The folks of Agorie Headwear on Hertel Avenue figure that no one knows how they look under a range of fedoras, derbies or berets unless they stand at a mirror and assess the visage looking back.
You can't do that on an online retailer's website. But you can do it at Agorie's cozy storefront a few doors from the North Park Theater.
"To wear a hat, you have to be confident," says Meredith Michelin, one half of the husband-wife team that opened Agorie Headwear in the middle of 2016. She and the other half, Mark Michelin, say they can find the product that caps off a customer's personality, style and daring.
The word "Agorie," by the way, doesn't really mean anything. Mark Michelin made it up, not long after he came up with the heady idea to open a store devoted to the headpiece.
On Saturday, the Michelins threw open the doors at Agorie as smaller stores around the country enjoyed the bustle and "shop-small" sentiment of Small Business Saturday.
Created by American Express after the onset of the Great Recession, Small Business Saturday is now the companion to Black Friday. The aim is to support the small businesses that create jobs, boost the economy and enhance neighborhoods by bringing holiday shopping to them, too.
On its website, American Express says says U.S. customers reported spending an estimated $85 billion at independent retailers and restaurants on the eight Small Business Saturdays that have occurred since the first in 2010.
On Hertel Saturday, streetside parking was hard to find. Among the shoppers was Janet Binette. Binette has a dog and a cat. Her daughter has a dog and a cat. Other important people in her life have pets, too.
It's no small wonder that Binette paused at a store for pets called Daisy's Doghouse, where two cats available for adoption live and dogs out on a stroll with their owners are welcome to come in. Daisy is an Akita who lives in North Buffalo with her pal, Duke. Their humans, Lisa and John Samar, run Daisy's Doghouse.
"Lisa knows our pets," Binette says, by way of explaining why she's not buying pet food or the latest in pet accessories from a large online presence. "It's the personal connection."

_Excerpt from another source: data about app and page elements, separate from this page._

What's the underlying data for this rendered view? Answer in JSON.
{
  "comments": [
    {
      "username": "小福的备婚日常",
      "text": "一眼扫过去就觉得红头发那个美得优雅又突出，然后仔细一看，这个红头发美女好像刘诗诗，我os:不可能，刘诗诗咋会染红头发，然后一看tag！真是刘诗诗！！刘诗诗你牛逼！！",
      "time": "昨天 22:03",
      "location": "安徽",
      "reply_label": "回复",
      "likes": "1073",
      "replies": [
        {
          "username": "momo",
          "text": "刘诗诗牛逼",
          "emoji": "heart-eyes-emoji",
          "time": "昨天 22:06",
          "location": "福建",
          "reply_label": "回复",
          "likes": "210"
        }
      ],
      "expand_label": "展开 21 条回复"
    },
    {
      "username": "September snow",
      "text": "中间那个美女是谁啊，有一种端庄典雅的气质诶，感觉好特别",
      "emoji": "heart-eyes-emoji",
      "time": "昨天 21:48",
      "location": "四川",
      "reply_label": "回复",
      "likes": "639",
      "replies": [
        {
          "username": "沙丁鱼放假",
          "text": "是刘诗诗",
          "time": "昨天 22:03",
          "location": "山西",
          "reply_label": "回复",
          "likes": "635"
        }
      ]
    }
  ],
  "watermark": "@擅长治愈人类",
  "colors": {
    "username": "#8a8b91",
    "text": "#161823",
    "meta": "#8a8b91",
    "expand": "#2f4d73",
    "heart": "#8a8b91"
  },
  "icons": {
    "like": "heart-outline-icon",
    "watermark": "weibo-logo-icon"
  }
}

Many of the storefronts along Hertel began as labors of love. That's roughly true of the Lamars' experience. They saw a boutique pet store while traveling in Savannah, Ga., and figured that could work in Buffalo, too. John kept his day job. But Lisa, who calls herself "a huge animal lover," jumped in with both feet when retail space at Hertel and Norwalk Avenue became available in 2015.
"It keeps you on your toes," Stacey Moscato said of competing with big online retailers. She opened her consignment shop for children's clothes — Peek-A-Boo Baby Boutique — while on maternity leave in the summer of 2010. She offered items on her website, too, but realized she could do better on Instagram. She now posts pictures of items she thinks will be popular and accepts payment by PayPal. She ships items, too, all with a staff of one: herself.
With the mammoth disruptions that have occurred in the music industry in the modern age, Revolver Records and other record stores cater to a special clientele, those who want to hear their music via needle to groove.
"The record-shopping public is a niche audience in itself," said Christopher Treacy, who staffed the Hertel Avenue store on Saturday while owner Phil Machemer ran his store on Elmwood. For independent record stores, there's Small Business Saturday but they also have capitalized on the energy of Black Friday by installing "Record Store Day" — to release special titles — on the same day.
Treacy said both Revolver Records stores had people waiting for them to open at 8 a.m. Friday.
Both have hard-to-find gems. In one nook of the store on Hertel lurks a 1979 recording of a comedy routine by an up-and-comer named Robin Williams. The jacket features a warning: "Please note that certain words in this album may be considered objectionable by parents of children under 16."